Sponsored By

Oracle Snags 20th Acquisition Since PeopleSoft

Oracle snapped up privately held Demantra to expand its supply chain planning applications.

Laurie Sullivan

June 1, 2006

3 Min Read

Oracle Corp. snapped-up privately held Demantra Inc. Thursday to expand its supply chain planning applications, adding No. 20 to the acquisition list since buying PeopleSoft in January 2005.

The acquisition is expected to help Oracle expand its supply-chain applications business, and focus on the consumer product goods (CPG) industry. Demantra's supply chain software is used by Coca Cola, Welch's, Wendy's and others to forecast supply and demand.

Less than 7 percent of Oracle customers have implemented demand-planning applications from the Redwood Shores, Calif., company because its software lacked functions customers need, said Lora Cecere, research director at AMR Research Inc.

"A bicycle can get you to the grocery store, but Acura or Mercedes is a better ride," Cecere said. "Oracle had fundamental demand-planning applications, but even with the acquisitions of JD Edwards, PeopleSoft, and even Retek, Oracle didn't have the capabilities that companies needed to be demand driven."

Jon Chorley, Oracle's vice president of supply chain strategy, agreed. "Demantra's applications strengthen an area within supply chain planning where our solutions were a little weak," he said "We plan to integrate Demantra into Oracle's Advanced Planning and Scheduling product suite, which will take data feeds from sales, forecasts, budgets and trade promotions management applications."
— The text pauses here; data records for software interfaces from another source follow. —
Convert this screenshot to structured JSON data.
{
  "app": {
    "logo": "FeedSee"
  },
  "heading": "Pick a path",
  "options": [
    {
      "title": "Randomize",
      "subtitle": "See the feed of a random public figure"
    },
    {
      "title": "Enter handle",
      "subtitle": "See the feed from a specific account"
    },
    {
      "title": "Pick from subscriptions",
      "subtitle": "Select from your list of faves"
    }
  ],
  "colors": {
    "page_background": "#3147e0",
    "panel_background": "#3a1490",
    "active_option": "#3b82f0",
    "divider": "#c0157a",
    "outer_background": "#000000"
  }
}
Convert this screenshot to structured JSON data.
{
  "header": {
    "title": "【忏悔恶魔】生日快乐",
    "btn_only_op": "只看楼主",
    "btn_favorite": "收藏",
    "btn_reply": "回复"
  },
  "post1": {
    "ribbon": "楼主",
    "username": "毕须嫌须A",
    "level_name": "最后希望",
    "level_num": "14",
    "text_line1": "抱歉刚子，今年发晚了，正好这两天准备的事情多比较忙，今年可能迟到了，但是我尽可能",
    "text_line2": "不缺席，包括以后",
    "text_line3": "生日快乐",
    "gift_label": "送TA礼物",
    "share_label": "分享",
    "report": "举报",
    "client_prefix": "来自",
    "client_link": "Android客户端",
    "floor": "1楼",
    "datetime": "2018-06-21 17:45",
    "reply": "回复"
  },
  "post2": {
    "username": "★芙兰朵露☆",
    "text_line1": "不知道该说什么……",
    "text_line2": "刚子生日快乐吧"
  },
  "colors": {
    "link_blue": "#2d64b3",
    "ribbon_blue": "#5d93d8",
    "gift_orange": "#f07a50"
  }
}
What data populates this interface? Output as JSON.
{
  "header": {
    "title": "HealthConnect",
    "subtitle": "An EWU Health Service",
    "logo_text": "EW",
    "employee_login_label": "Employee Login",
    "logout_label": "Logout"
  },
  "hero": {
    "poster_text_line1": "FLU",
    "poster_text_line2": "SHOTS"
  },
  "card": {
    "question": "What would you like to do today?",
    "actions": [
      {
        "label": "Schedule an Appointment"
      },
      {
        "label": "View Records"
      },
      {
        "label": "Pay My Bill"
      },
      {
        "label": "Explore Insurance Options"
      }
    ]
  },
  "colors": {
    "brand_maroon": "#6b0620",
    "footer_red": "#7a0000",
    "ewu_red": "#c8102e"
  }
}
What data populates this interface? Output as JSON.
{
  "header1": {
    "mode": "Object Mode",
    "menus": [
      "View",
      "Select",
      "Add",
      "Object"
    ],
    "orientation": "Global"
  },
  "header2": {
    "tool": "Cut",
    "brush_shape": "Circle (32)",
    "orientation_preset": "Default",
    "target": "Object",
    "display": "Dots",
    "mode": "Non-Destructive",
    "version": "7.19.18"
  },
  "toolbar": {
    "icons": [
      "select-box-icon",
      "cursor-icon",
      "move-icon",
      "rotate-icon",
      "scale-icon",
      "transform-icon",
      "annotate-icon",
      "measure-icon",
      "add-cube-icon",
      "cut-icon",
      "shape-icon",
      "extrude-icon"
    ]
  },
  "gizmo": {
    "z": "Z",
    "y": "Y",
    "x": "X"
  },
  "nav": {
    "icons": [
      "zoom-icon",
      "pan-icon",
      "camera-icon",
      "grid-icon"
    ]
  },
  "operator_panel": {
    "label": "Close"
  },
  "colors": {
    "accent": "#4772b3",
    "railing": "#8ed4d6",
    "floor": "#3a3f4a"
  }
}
Data will also feed product information into Oracle's Global Order Promising platform, which takes the actual supply on-hand and predicts demand. This allows manufacturers to promise customers an accurate available ship date. Replacing older applications with Demantra, which is built on a J2EE platform, should take months, not years, Chorley said.

John Bertmudez, Demantra vice president of marketing, said most CPGs spend between 30 percent and 40 percent of total company revenue on "trade funds," which are given to the sales force to pay for store, newspaper and other advertising. "Most CPGs spend about half of their marketing budget on trade funds for promotions," he said. "Welch's, for example, spends more than $100 million annually on trade funds." The acquisition points toward trends focused on collaborative planning for supply and demand, in part, by reducing silos of information within a company, said Christian Smith, vice president of sales of market at eProject Inc., a company with about $16 million annual revenue that offers on-demand project and portfolio services.

Bart Feldman, Demantra's chief technology officer and founder, will stay on with Oracle to work in research and development. Demantra was founded in Israel in 1996, and now based in Waltham, Mass. Bill Seibel, Demantra's CEO, will remain through August to assist with the transition. Chorley said nearly all of the remaining 85 employees will have an opportunity to join Oracle.

The companies did not disclose financial terms, but the Israeli online site "Globes" estimates the deal at $41 million in cash. Demantra has disclosed $42 million in funding from Advent international, Intel Capital, Cargill Ventures and others.

Oracle acquisitions since January 2005:

June 2006— Demantra for demand-driven planning capabilities

April 2006—Net4Call focus on service delivery platform for the telecommunications industry

April 2006—Portal Software, packaged enterprise software suite for the communications industry

February 2006—Sleepycat, a privately held supplier of open source database software for developers of embedded applications

February 2006—HotSip focused on communications infrastructures

January 2006—Siebel for customer relationship management capabilities

January 2006—360Commerce for merchandising, supply chain, and optimization features

December 2005—TempoSoft for workforce management and intellectual property

November 2005— Thor Technologies offers identity and access management offerings

November 2005— OctetString to gain identity and access management capabilities

October 2005— Innobase for discrete transactional open source database technology

September 2005—G-Log for transportation management, including logistics, import/export compliance

August 2005— i-flex to target the banking industry

July 2005— Context Media focus on enterprise content integration software

July 2005— ProfitLogic for forecast management features

June 2005— TripleHop for enterprise search technology

June 2005— TimesTen for real-time data management

April 2005— Retek to serve retail industry with planning, merchandising, supply chain software

March 2005— Oblix focuses on identity management

January 2005— PeopleSoft for enterprise software

About the Author(s)

Never Miss a Beat: Get a snapshot of the issues affecting the IT industry straight to your inbox.

You May Also Like

More Insights